Vitamin D is the other fat-soluble
vitamin I want to talk about here.
Now, vitamin D is important in a
variety of functions in the body.
One of the things that we know
about for it best is it regulates
the intestinal absorption of calcium,
iron, magnesium, phosphate, and zinc.
We’re going to focus
on calcium here.
Vitamin D is not
exactly a vitamin.
Technically, vitamins are
something that we can’t make,
but we actually make most of
the vitamin D that we need.
Vitamin D therefore acts
more like a hormone
then it does like a vitamin, but
nonetheless the name persists.
Vitamin D is ultimately derived from
cholesterol or by supplements that we take.
And people who don’t get
enough sunlight for example
or live in areas where
there’s limited sunlight
may need supplements
to get the full amount
of vitamin D that they
need for their bodies.
Cholecalciferol is a form
of vitamin D known as D3,
that’s created by
exposure to sunlight.
And that form of vitamin D3
is also the form that we take
when we take oral forms of
vitamin D as supplements.
The formation of cholecalciferol or vitamin
D can happen as a result of reaction
that you see in the
slide on the right.
In this reaction, 7-dehydrocholesterol
is converted to cholecalciferol
simply by the
presence of UV light.
So if you get enough UV light and
you have a light enough skin,
getting sufficient vitamin
D isn’t a problem.
However, if you don’t get
enough exposure to UV light
or you’re in an area where you have
dark skin and the light levels are low,
you may be deficient
in the vitamin D.
Now, cholecalciferol or vitamin D3
is not the active form of vitamin D.
It can be converted into the active
form and that is done within the body.
You can’t take active vitamin D because
if the body gets active vitamin D,
it will simply convert
it into something else
because it’s very important to regulate
the proper amount of vitamin D.
The body doesn’t want to
have too much vitamin D,
but too little vitamin
D is also a problem.
If you have too
little vitamin D,
you can develop a very serious
condition known as rickets.
So it’s important to monitor
your body’s level of vitamin D.
The next time you talk to your doctor,
that’s something that you
should have checked.
Well, vitamin D, as I said is
very important for calcium.
The body levels of calcium are very
delicately balanced in a variety of ways.
Vitamin D is involved in the dietary
absorption of calcium as you can see here.
There’s other factors in the
calcium levels in our body
that we have to take
Calcium, of course, is a
component of our bones.
Calcium is carried within our blood.
And calcium is also used within the cells.
Calcium is a very important ion
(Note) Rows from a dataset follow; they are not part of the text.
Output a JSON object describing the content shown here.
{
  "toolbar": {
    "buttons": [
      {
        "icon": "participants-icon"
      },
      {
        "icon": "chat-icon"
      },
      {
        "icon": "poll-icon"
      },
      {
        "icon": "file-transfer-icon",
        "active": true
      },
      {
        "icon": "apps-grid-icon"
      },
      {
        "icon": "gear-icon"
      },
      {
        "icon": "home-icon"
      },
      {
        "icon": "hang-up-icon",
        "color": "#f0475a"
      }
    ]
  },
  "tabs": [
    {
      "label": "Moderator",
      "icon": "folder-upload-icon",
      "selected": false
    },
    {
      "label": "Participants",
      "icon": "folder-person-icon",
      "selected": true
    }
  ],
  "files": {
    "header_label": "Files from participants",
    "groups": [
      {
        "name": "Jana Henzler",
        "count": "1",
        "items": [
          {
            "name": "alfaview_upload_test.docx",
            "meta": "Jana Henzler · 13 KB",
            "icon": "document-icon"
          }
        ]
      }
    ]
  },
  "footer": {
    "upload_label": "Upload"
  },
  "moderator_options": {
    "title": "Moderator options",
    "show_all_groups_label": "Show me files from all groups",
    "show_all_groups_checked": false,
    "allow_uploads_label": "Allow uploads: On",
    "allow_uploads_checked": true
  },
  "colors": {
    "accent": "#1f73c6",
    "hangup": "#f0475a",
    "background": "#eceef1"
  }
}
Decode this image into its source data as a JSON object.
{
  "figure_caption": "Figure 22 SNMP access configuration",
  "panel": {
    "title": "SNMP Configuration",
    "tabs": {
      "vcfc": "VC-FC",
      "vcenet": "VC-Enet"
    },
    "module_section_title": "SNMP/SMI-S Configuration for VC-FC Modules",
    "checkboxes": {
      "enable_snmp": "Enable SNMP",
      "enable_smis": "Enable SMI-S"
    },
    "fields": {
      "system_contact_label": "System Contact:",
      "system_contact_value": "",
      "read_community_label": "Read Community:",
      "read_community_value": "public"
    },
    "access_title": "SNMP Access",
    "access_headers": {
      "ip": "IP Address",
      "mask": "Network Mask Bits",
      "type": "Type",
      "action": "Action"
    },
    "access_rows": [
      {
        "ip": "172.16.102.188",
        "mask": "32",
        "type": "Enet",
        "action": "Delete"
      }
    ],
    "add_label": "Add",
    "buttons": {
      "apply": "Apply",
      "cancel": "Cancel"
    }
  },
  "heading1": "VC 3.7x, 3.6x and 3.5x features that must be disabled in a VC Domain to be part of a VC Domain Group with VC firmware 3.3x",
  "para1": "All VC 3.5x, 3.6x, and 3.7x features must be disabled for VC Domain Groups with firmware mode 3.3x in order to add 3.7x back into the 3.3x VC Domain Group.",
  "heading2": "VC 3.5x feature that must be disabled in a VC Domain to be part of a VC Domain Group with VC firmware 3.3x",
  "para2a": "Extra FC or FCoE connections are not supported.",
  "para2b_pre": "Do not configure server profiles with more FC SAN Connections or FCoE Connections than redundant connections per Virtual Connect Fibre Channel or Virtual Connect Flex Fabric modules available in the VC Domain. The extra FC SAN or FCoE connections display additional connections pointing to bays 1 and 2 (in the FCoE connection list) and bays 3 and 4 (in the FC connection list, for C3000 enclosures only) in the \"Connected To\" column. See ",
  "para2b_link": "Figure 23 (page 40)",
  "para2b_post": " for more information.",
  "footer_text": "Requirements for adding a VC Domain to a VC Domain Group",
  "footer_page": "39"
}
for the process known as
signalling as we shall see.
In this slide, I want to show the
chemical reactions that are involved
in converting vitamin D3, cholecalciferol,
into the active form of vitamin D.
This occurs in the liver.
The reactions necessary to make
this happen are hydroxylations.
There’s two different hydroxylations
that happens to cholecalciferol.
The first hydroxylation creates
a compound called calcifediol.
And calcifediol has a hydroxyl group placed
way out there in that
red box as you can see.
Calcifediol is also hydroxylated
to form calcitriol.
And calcitriol puts an extra hydroxyl
in the red box that you can see here.
This calcitriol that is the
active from of vitamin D.
And as I said, this is very carefully
regulated inside the body.
And we’ll see how that regulation
happens in just a minute.
There are also chemically-modified
forms of vitamin D
that are sometimes used in
supplementation that are also
converted into very active forms
of vitamin D as we can see.
The first of these is
known as ergocalciferol
or vitamin D2 as it
is sometimes called.
This is not a natural vitamin.
It’s one that is actually manmade
but the body recognizes and treats it as
if it were in fact a natural vitamin.
We can see here that the only
difference in structure between
ergocalciferol and cholecalciferol
are a double bond
in the ergocalciferol that you
can see in the green box.
hydroxylated in the liver
just like cholecalciferol did to
create 25-hydroxy ergocalciferol.
A second hydroxylation occurs
on top of that molecule
to give 1,25-ergocalciferol
as you can see here.
And again, a structure very, very similar
to the active natural form of vitamin D.
Both 1,25-ergocalciferol and calcitriol act
completely in the same way in the body.